Svea Herbst-Bayliss
·2-min read
David Einhorn, President, Greenlight Capital, Inc. speaks during the 2019 Sohn Investment Conference in New York
David Einhorn, President, Greenlight Capital, Inc. speaks during the 2019 Sohn Investment Conference in New York

By Svea Herbst-Bayliss

BOSTON (Reuters) - Technology stocks, which have surged for months during the pandemic, likely hit their top last month, hedge fund investor David Einhorn wrote on Tuesday, adding that he's prepared for a drop by betting against more names, including second-tier companies and ones that just listed their stock.

Einhorn, who runs Greenlight Capital, wrote in a letter "we are in the midst of an enormous tech bubble," but noted "September 2, 2020 was the top and the bubble has already popped." Reuters saw a copy of the letter.

Einhorn said he's "adjusted" his portfolio's short-book with bets that stock prices will fall by "adding a fresh bubble basket" of mostly second-tier companies and "recent IPOs trading at remarkable valuations."

Einhorn, who made a timely call against Lehman Brothers just months before the bank collapsed, said he prematurely identified what he thought was a bubble in 2016. He announced his first bubble basket -- including bets against high flyers like Tesla and Amazon -- years ago. Now, he says, "there is a consensus that there is a bubble."

The signs are clear, Einhorn wrote, citing the race to list companies publicly, high volumes in speculative trading instruments and a "parabolic ascent toward a top."

One of the strangest signs may be a recent job application Einhorn said he had received via email from a from a 13-year old who says he quadrupled his money since February.
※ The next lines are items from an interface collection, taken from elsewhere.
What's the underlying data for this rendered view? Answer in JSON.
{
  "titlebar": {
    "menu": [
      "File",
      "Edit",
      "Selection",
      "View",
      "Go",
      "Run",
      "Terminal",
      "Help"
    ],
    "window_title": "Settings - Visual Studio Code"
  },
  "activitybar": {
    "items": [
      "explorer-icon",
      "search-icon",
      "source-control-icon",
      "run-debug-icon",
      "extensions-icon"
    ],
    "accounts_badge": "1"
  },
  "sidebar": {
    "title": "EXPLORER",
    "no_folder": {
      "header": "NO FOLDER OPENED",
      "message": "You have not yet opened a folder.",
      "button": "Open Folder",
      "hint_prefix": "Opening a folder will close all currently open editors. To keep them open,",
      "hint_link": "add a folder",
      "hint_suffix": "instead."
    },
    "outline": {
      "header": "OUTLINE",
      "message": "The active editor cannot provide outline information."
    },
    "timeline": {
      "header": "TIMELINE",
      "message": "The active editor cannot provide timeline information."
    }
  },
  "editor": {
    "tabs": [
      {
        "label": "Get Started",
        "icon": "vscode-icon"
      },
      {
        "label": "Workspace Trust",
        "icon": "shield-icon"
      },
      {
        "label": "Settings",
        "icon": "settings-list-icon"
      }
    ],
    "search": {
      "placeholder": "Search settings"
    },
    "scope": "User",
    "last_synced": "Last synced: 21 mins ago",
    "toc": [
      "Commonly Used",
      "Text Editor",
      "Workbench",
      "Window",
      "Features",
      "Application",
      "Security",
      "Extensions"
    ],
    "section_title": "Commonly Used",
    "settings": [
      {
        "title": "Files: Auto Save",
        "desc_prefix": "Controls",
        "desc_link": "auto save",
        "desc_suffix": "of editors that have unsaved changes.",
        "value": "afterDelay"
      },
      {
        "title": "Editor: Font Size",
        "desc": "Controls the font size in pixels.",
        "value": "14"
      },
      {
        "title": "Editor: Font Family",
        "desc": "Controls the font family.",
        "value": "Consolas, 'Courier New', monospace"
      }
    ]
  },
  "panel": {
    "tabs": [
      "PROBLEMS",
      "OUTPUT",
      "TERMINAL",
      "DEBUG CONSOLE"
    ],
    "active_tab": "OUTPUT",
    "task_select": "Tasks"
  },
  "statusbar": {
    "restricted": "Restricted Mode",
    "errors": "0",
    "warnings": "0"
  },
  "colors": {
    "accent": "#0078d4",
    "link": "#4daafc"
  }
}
Einhorn did not identify the stocks he's betting against.

He does expect some stocks to keep climbing and said he added new names to the portfolio: B2B IT services company Synnex, software company NCR and sensor maker ams AG.

During the quarter, Greenlight climbed 5.9% compared with an 8.9% gain in the broader Standard & Poor's 500 index.

(Reporting by Svea Herbst-Bayliss; Editing by Alexandra Hudson)